ACTIVITY »
The output is to match the entries below character for character.

DATASET EXTRACT »
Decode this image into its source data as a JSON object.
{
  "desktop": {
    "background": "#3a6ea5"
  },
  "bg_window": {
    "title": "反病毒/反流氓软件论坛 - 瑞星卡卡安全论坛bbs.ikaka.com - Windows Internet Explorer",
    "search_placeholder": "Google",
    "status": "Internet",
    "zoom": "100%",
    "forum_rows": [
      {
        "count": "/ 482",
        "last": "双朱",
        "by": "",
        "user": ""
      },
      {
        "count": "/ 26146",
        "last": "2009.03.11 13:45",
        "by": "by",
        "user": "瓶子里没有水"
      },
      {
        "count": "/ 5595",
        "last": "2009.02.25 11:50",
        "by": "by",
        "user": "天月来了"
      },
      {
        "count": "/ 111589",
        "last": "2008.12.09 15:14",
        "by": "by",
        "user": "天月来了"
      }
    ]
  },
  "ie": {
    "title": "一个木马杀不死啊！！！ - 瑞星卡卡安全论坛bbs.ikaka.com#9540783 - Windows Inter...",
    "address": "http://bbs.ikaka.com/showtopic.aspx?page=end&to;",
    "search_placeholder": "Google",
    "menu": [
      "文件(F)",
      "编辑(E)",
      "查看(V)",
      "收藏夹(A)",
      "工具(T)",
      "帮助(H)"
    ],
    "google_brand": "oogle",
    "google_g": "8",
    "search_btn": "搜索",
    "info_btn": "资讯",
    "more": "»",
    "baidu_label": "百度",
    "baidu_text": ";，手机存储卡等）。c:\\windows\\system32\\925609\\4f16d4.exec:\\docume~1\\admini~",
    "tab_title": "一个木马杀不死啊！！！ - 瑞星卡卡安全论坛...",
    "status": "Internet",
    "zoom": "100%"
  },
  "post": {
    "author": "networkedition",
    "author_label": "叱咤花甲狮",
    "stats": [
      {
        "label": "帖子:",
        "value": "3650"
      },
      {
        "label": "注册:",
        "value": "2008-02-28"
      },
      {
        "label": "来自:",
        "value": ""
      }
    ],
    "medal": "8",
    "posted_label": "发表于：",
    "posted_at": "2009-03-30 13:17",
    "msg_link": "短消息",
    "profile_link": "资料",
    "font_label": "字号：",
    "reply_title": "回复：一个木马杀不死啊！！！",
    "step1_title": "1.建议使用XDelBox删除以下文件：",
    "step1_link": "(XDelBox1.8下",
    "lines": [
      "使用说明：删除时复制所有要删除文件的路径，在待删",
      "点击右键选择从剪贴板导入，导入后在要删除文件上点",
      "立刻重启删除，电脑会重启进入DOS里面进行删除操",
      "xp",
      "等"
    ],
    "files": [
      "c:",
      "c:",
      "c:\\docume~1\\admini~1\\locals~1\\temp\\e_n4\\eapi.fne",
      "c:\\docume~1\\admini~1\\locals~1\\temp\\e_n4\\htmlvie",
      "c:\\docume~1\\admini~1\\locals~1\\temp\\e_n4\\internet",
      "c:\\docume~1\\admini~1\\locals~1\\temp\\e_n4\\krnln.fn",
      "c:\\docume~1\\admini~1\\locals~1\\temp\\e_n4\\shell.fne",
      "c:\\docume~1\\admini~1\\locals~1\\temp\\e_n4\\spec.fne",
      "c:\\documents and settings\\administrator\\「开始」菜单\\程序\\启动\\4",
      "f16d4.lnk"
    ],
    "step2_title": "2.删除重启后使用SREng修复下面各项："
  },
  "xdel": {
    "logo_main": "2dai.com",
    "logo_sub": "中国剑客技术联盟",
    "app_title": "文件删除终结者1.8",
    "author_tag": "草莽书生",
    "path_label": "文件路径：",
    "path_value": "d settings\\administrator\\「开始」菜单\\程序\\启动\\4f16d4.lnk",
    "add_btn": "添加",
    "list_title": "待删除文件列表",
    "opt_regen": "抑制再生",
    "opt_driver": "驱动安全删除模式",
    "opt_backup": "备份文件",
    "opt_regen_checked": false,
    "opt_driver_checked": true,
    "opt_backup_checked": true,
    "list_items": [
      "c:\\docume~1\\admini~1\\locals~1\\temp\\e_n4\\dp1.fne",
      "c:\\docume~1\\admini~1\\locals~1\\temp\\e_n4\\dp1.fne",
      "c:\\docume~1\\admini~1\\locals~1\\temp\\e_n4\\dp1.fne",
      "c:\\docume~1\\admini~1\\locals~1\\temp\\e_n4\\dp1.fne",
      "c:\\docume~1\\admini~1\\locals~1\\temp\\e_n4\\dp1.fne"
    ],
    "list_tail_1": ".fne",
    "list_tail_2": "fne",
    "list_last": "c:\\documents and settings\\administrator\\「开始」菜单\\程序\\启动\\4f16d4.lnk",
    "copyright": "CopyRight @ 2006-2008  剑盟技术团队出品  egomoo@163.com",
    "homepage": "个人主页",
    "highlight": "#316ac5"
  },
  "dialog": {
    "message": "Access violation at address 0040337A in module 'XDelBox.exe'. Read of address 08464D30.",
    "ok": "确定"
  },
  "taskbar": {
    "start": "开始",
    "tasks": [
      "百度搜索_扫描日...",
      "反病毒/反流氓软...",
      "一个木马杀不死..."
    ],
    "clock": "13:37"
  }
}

TASK ANSWER »
Decode this image into its source data as a JSON object.
{
  "desktop": {
    "background": "#3a6ea5"
  },
  "bg_window": {
    "title": "反病毒/反流氓软件论坛 - 瑞星卡卡安全论坛bbs.ikaka.com - Windows Internet Explorer",
    "search_placeholder": "Google",
    "status": "Internet",
    "zoom": "100%",
    "forum_rows": [
      {
        "count": "/ 482",
        "last": "双朱",
        "by": "",
        "user": ""
      },
      {
        "count": "/ 26146",
        "last": "2009.03.11 13:45",
        "by": "by",
        "user": "瓶子里没有水"
      },
      {
        "count": "/ 5595",
        "last": "2009.02.25 11:50",
        "by": "by",
        "user": "天月来了"
      },
      {
        "count": "/ 111589",
        "last": "2008.12.09 15:14",
        "by": "by",
        "user": "天月来了"
      }
    ]
  },
  "ie": {
    "title": "一个木马杀不死啊！！！ - 瑞星卡卡安全论坛bbs.ikaka.com#9540783 - Windows Inter...",
    "address": "http://bbs.ikaka.com/showtopic.aspx?page=end&to;",
    "search_placeholder": "Google",
    "menu": [
      "文件(F)",
      "编辑(E)",
      "查看(V)",
      "收藏夹(A)",
      "工具(T)",
      "帮助(H)"
    ],
    "google_brand": "oogle",
    "google_g": "8",
    "search_btn": "搜索",
    "info_btn": "资讯",
    "more": "»",
    "baidu_label": "百度",
    "baidu_text": ";，手机存储卡等）。c:\\windows\\system32\\925609\\4f16d4.exec:\\docume~1\\admini~",
    "tab_title": "一个木马杀不死啊！！！ - 瑞星卡卡安全论坛...",
    "status": "Internet",
    "zoom": "100%"
  },
  "post": {
    "author": "networkedition",
    "author_label": "叱咤花甲狮",
    "stats": [
      {
        "label": "帖子:",
        "value": "3650"
      },
      {
        "label": "注册:",
        "value": "2008-02-28"
      },
      {
        "label": "来自:",
        "value": ""
      }
    ],
    "medal": "8",
    "posted_label": "发表于：",
    "posted_at": "2009-03-30 13:17",
    "msg_link": "短消息",
    "profile_link": "资料",
    "font_label": "字号：",
    "reply_title": "回复：一个木马杀不死啊！！！",
    "step1_title": "1.建议使用XDelBox删除以下文件：",
    "step1_link": "(XDelBox1.8下",
    "lines": [
      "使用说明：删除时复制所有要删除文件的路径，在待删",
      "点击右键选择从剪贴板导入，导入后在要删除文件上点",
      "立刻重启删除，电脑会重启进入DOS里面进行删除操",
      "xp",
      "等"
    ],
    "files": [
      "c:",
      "c:",
      "c:\\docume~1\\admini~1\\locals~1\\temp\\e_n4\\eapi.fne",
      "c:\\docume~1\\admini~1\\locals~1\\temp\\e_n4\\htmlvie",
      "c:\\docume~1\\admini~1\\locals~1\\temp\\e_n4\\internet",
      "c:\\docume~1\\admini~1\\locals~1\\temp\\e_n4\\krnln.fn",
      "c:\\docume~1\\admini~1\\locals~1\\temp\\e_n4\\shell.fne",
      "c:\\docume~1\\admini~1\\locals~1\\temp\\e_n4\\spec.fne",
      "c:\\documents and settings\\administrator\\「开始」菜单\\程序\\启动\\4",
      "f16d4.lnk"
    ],
    "step2_title": "2.删除重启后使用SREng修复下面各项："
  },
  "xdel": {
    "logo_main": "2dai.com",
    "logo_sub": "中国剑客技术联盟",
    "app_title": "文件删除终结者1.8",
    "author_tag": "草莽书生",
    "path_label": "文件路径：",
    "path_value": "d settings\\administrator\\「开始」菜单\\程序\\启动\\4f16d4.lnk",
    "add_btn": "添加",
    "list_title": "待删除文件列表",
    "opt_regen": "抑制再生",
    "opt_driver": "驱动安全删除模式",
    "opt_backup": "备份文件",
    "opt_regen_checked": false,
    "opt_driver_checked": true,
    "opt_backup_checked": true,
    "list_items": [
      "c:\\docume~1\\admini~1\\locals~1\\temp\\e_n4\\dp1.fne",
      "c:\\docume~1\\admini~1\\locals~1\\temp\\e_n4\\dp1.fne",
      "c:\\docume~1\\admini~1\\locals~1\\temp\\e_n4\\dp1.fne",
      "c:\\docume~1\\admini~1\\locals~1\\temp\\e_n4\\dp1.fne",
      "c:\\docume~1\\admini~1\\locals~1\\temp\\e_n4\\dp1.fne"
    ],
    "list_tail_1": ".fne",
    "list_tail_2": "fne",
    "list_last": "c:\\documents and settings\\administrator\\「开始」菜单\\程序\\启动\\4f16d4.lnk",
    "copyright": "CopyRight @ 2006-2008  剑盟技术团队出品  egomoo@163.com",
    "homepage": "个人主页",
    "highlight": "#316ac5"
  },
  "dialog": {
    "message": "Access violation at address 0040337A in module 'XDelBox.exe'. Read of address 08464D30.",
    "ok": "确定"
  },
  "taskbar": {
    "start": "开始",
    "tasks": [
      "百度搜索_扫描日...",
      "反病毒/反流氓软...",
      "一个木马杀不死..."
    ],
    "clock": "13:37"
  }
}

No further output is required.